New!!: Cosmic distance ladder and Void (astronomy) · See more »

Walter Baade

Wilhelm Heinrich Walter Baade (March 24, 1893 – June 25, 1960) was a German astronomer who worked in the United States from 1931 to 1959.

New!!: Cosmic distance ladder and Walter Baade · See more »

Wide Field Camera 3

The Wide Field Camera 3 (WFC3) is the Hubble Space Telescope's last and most technologically advanced instrument to take images in the visible spectrum.

New!!: Cosmic distance ladder and Wide Field Camera 3 · See more »

WiggleZ Dark Energy Survey

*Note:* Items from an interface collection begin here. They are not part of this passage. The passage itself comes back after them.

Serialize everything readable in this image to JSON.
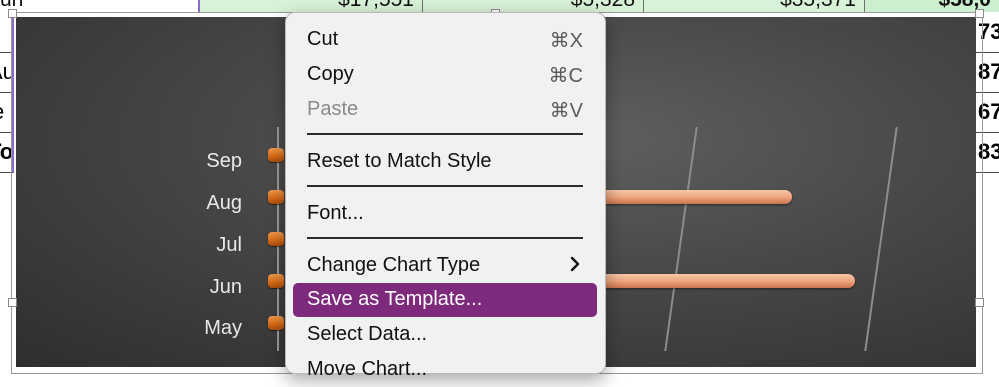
{
  "spreadsheet": {
    "top_row": [
      "un",
      "$17,551",
      "$5,328",
      "$35,371",
      "$58,0"
    ],
    "left_stubs": [
      "u",
      "Au",
      "e",
      "To"
    ],
    "right_stubs": [
      "73",
      "87",
      "67",
      "83"
    ]
  },
  "chart": {
    "categories": [
      "Sep",
      "Aug",
      "Jul",
      "Jun",
      "May"
    ]
  },
  "context_menu": {
    "items": [
      {
        "label": "Cut",
        "shortcut": "⌘X",
        "enabled": true
      },
      {
        "label": "Copy",
        "shortcut": "⌘C",
        "enabled": true
      },
      {
        "label": "Paste",
        "shortcut": "⌘V",
        "enabled": false
      },
      {
        "label": "Reset to Match Style",
        "shortcut": "",
        "enabled": true
      },
      {
        "label": "Font...",
        "shortcut": "",
        "enabled": true
      },
      {
        "label": "Change Chart Type",
        "shortcut": "",
        "submenu": true,
        "enabled": true
      },
      {
        "label": "Save as Template...",
        "shortcut": "",
        "highlighted": true,
        "enabled": true
      },
      {
        "label": "Select Data...",
        "shortcut": "",
        "enabled": true
      },
      {
        "label": "Move Chart...",
        "shortcut": "",
        "enabled": true
      }
    ],
    "highlight_color": "#7e2a7c",
    "submenu_icon": "chevron-right-icon"
  },
  "colors": {
    "chart_background": "#474747",
    "bar_fill": "#eda27a",
    "bar_cap": "#d86a17",
    "cell_green": "#d8f2d8"
  }
}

The WiggleZ Dark Energy Survey was a large-scale astronomical redshift survey carried out on the 3.9 metre Anglo-Australian Telescope (AAT) at the Siding Spring Observatory, New South Wales between August 2006 and January 2011.

New!!: Cosmic distance ladder and WiggleZ Dark Energy Survey · See more »

Wilson–Bappu effect

The Ca II K line in cool stars is among the strongest emission lines which originates in the star's chromosphere.

New!!: Cosmic distance ladder and Wilson–Bappu effect · See more »

X-ray binary

X-ray binaries are a class of binary stars that are luminous in X-rays.

New!!: Cosmic distance ladder and X-ray binary · See more »

X-ray burster

X-ray bursters are one class of X-ray binary stars exhibiting periodic and rapid increases in luminosity (typically a factor of 10 or greater) that peak in the X-ray regime of the electromagnetic spectrum.

New!!: Cosmic distance ladder and X-ray burster · See more »

Redirects here:

Astronomical scale, Astronomical scales, Cosmic Distance Ladder, Cosmological distance scale, Cosmological ladder, Distance (astronomy), Distance ladder, Extragalactic Distance Scale, Extragalactic distance scale, Main sequence fitting, Standard Candle, Standard candle, Standard candles, Standard siren, Stellar distance.

References

[1] https://en.wikipedia.org/wiki/Cosmic_distance_ladder

OutgoingIncoming
Hey! We are on Facebook now! »